Exercise input
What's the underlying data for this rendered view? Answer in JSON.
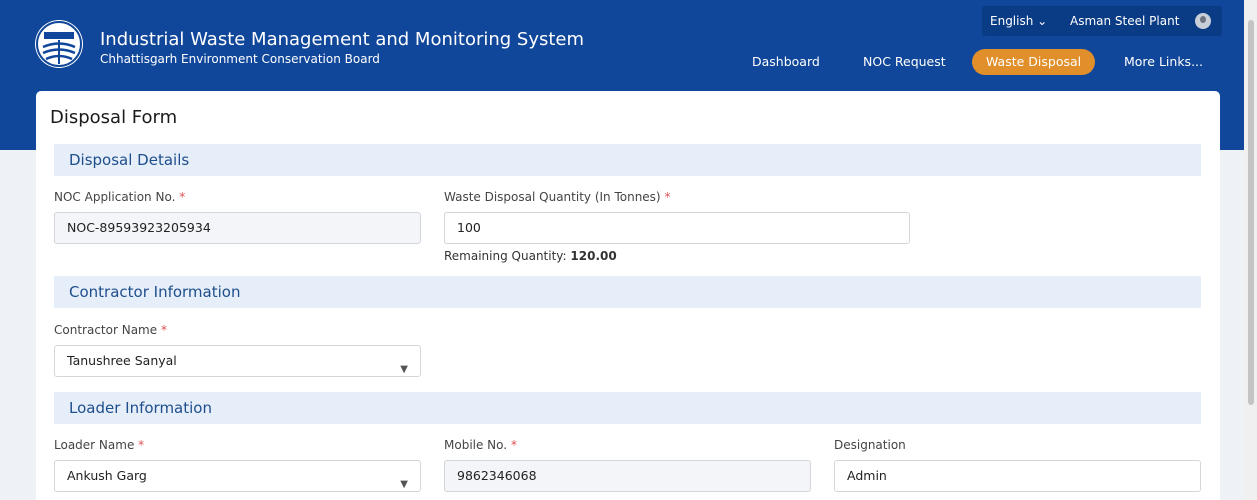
{
  "header": {
    "title": "Industrial Waste Management and Monitoring System",
    "subtitle": "Chhattisgarh Environment Conservation Board"
  },
  "top_bar": {
    "language": "English ⌄",
    "user_name": "Asman Steel Plant"
  },
  "nav": [
    {
      "label": "Dashboard"
    },
    {
      "label": "NOC Request"
    },
    {
      "label": "Waste Disposal",
      "active": true
    },
    {
      "label": "More Links..."
    }
  ],
  "form": {
    "title": "Disposal Form",
    "sections": {
      "disposal": "Disposal Details",
      "contractor": "Contractor Information",
      "loader": "Loader Information"
    },
    "noc_application": {
      "label": "NOC Application No.",
      "value": "NOC-89593923205934"
    },
    "disposal_quantity": {
      "label": "Waste Disposal Quantity (In Tonnes)",
      "value": "100"
    },
    "remaining": {
      "label": "Remaining Quantity:",
      "value": "120.00"
    },
    "contractor_name": {
      "label": "Contractor Name",
      "value": "Tanushree Sanyal"
    },
    "loader_name": {
      "label": "Loader Name",
      "value": "Ankush Garg"
    },
    "mobile_no": {
      "label": "Mobile No.",
      "value": "9862346068"
    },
    "designation": {
      "label": "Designation",
      "value": "Admin"
    },
    "required_mark": "*"
  },
  "colors": {
    "header_bg": "#10479a",
    "active_nav": "#e08f2b",
    "section_bg": "#e6eef9",
    "section_text": "#1e4e8c"
  },
  "icons": [
    "emblem-logo-icon",
    "user-avatar-icon",
    "chevron-down-icon"
  ]
}
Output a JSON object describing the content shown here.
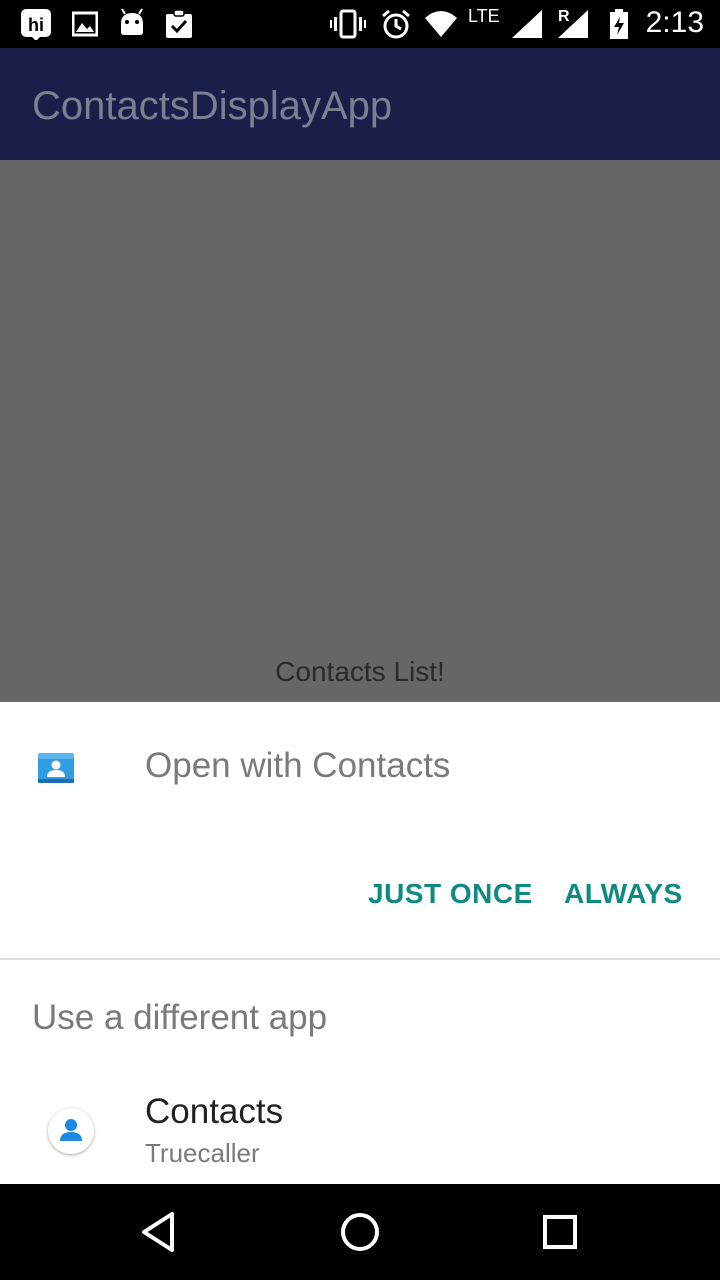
{
  "status_bar": {
    "time": "2:13",
    "network": "LTE",
    "roaming": "R",
    "icons": [
      "hi-app-icon",
      "image-icon",
      "android-icon",
      "clipboard-check-icon",
      "vibrate-icon",
      "alarm-icon",
      "wifi-icon",
      "signal-icon",
      "signal-roaming-icon",
      "battery-icon"
    ]
  },
  "app_bar": {
    "title": "ContactsDisplayApp"
  },
  "content": {
    "text": "Contacts List!"
  },
  "sheet": {
    "open_with": "Open with Contacts",
    "just_once": "JUST ONCE",
    "always": "ALWAYS",
    "use_different": "Use a different app",
    "apps": [
      {
        "name": "Contacts",
        "sub": "Truecaller",
        "icon": "truecaller-contacts-icon"
      }
    ]
  },
  "nav_bar": {
    "buttons": [
      "back-icon",
      "home-icon",
      "recents-icon"
    ]
  },
  "colors": {
    "accent": "#0e8a80",
    "app_bar": "#1a1f49",
    "scrim": "#666666"
  }
}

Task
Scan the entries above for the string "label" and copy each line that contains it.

Exercise result
      "label": "Dashboard"
      "label": "NOC Request"
      "label": "Waste Disposal",
      "label": "More Links..."
      "label": "NOC Application No.",
      "label": "Waste Disposal Quantity (In Tonnes)",
      "label": "Remaining Quantity:",
      "label": "Contractor Name",
      "label": "Loader Name",
      "label": "Mobile No.",
      "label": "Designation",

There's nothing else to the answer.